What did you learn about yourself on The Voice?
I think I learned to not be afraid to be who I really am. I think I had dealt with insecurities as a young girl and I’d felt like I always had to have this filter on. Whether it was when I was performing or talking to somebody, I felt like I had this façade, and I think going through that, it taught me to be honest. Gwen [Stefani] was my coach on the show and she really encouraged me to do that too. She said, “People will be able to see right through you whether it’s literally on the camera on The Voice in front of millions or whether you’re talking to somebody.” She really encouraged me through her journey of how cool she is, how real she is through her songwriting, through her performing and just being herself. So I think it really taught me to be myself and when I perform to be more honest and not care what people think.
What are some issues or topics that are most important to you?
I’m really excited because I have my second single, it’s called “One More Hallelujah.” My mom got really sick a few years back and it rocked our family.
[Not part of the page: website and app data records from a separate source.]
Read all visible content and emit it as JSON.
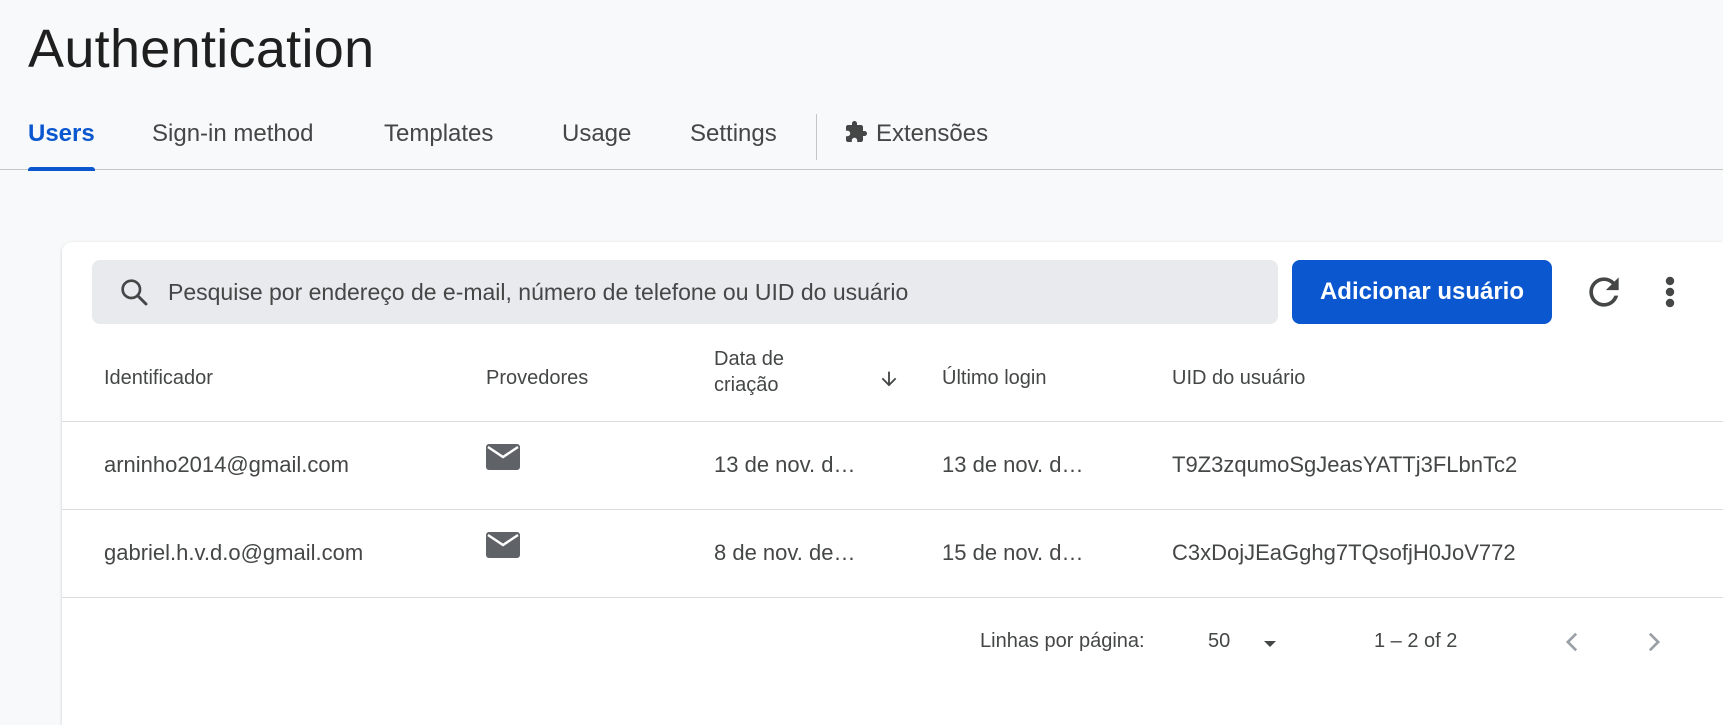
{
  "page": {
    "title": "Authentication"
  },
  "tabs": [
    {
      "label": "Users",
      "active": true
    },
    {
      "label": "Sign-in method"
    },
    {
      "label": "Templates"
    },
    {
      "label": "Usage"
    },
    {
      "label": "Settings"
    },
    {
      "label": "Extensões",
      "icon": "puzzle-icon"
    }
  ],
  "search": {
    "placeholder": "Pesquise por endereço de e-mail, número de telefone ou UID do usuário",
    "value": ""
  },
  "toolbar": {
    "add_user_label": "Adicionar usuário"
  },
  "table": {
    "columns": [
      {
        "label": "Identificador"
      },
      {
        "label": "Provedores"
      },
      {
        "label": "Data de criação",
        "sorted": "desc"
      },
      {
        "label": "Último login"
      },
      {
        "label": "UID do usuário"
      }
    ],
    "rows": [
      {
        "identifier": "arninho2014@gmail.com",
        "provider_icon": "email-icon",
        "created": "13 de nov. d…",
        "last_login": "13 de nov. d…",
        "uid": "T9Z3zqumoSgJeasYATTj3FLbnTc2"
      },
      {
        "identifier": "gabriel.h.v.d.o@gmail.com",
        "provider_icon": "email-icon",
        "created": "8 de nov. de…",
        "last_login": "15 de nov. d…",
        "uid": "C3xDojJEaGghg7TQsofjH0JoV772"
      }
    ]
  },
  "pagination": {
    "rows_per_page_label": "Linhas por página:",
    "rows_per_page": "50",
    "range": "1 – 2 of 2"
  },
  "colors": {
    "accent": "#0b57d0",
    "search_bg": "#e8eaed",
    "text_secondary": "#444746"
  }
}
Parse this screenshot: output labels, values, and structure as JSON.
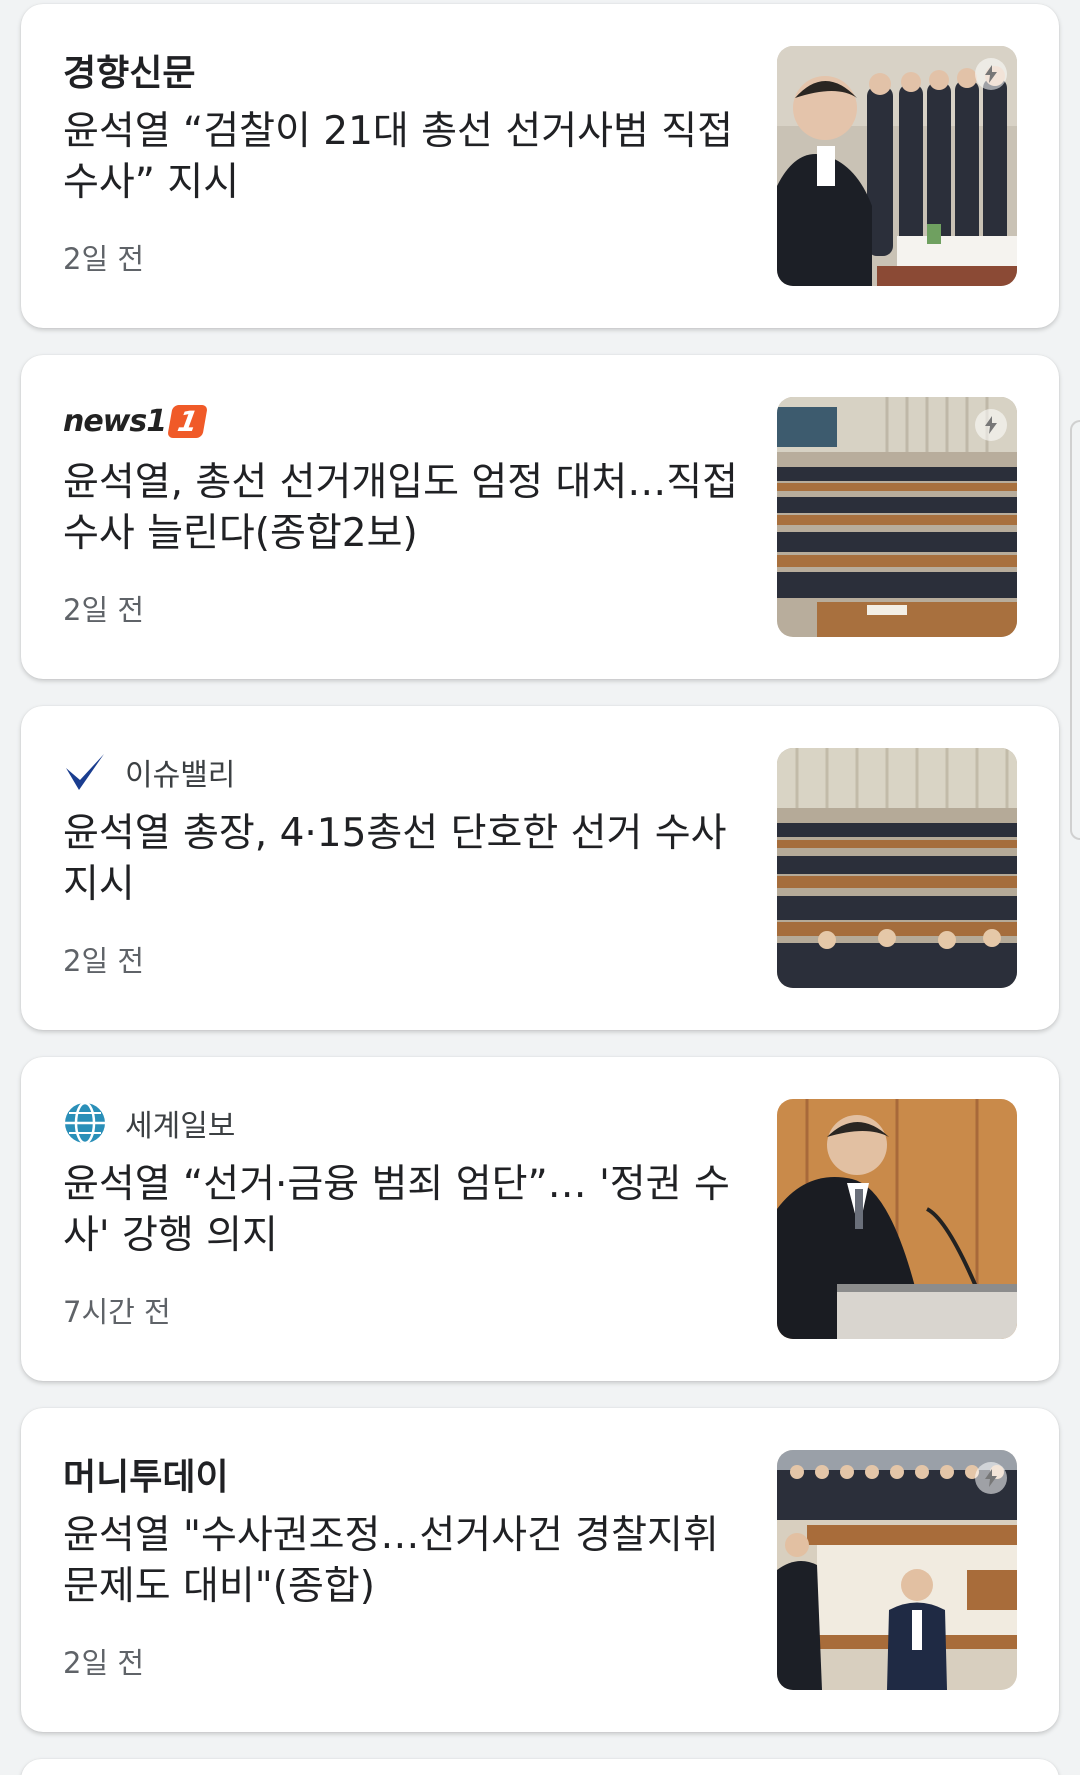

It completely changed the course of my life, of my family’s life, and I think going through that, music and my faith are the two things that became the most important thing. Music became so much more than something that I just listened to on the radio, it really became a healing and a safe place and a sanctuary, all of the things that music does because music is so powerful. But I think until you go through an experience like that where music literally is your escape from all of that, it changed the course of my life, and that’s when I really started diving into songwriting and what I wanted to say through my music.
I always hope to tell real stories through music, whether that’s the good times or the bad times in life. But ultimately, [I want] to bring hope, encouragement, I think we need love. I honestly feel like our world needs realness. I feel like we can sugarcoat a lot of things sometimes, and I always want to keep it real. Life isn’t perfect, and I feel like a lot of people paint a pretty perfect picture of their lives. That’s an issue that I see, because I deal with it myself getting pulled down this hole of “I’m not good enough” or whatever it is, and so I think it’s really through social media that I want to be real.
But I think it is important to me to really be honest and share the dark parts and the ups and downs through the journey. That’s what I hope to give to people is be honest, but also don’t be afraid to go for your dreams. I hope to encourage, because I’ve been so young in this industry, I’ve felt a lot like people weren’t taking me seriously because of that. But I always have to remind myself that age is literally just a number, and it doesn’t define who we are and the stories we want to tell and the dreams that we have – no matter how big they are.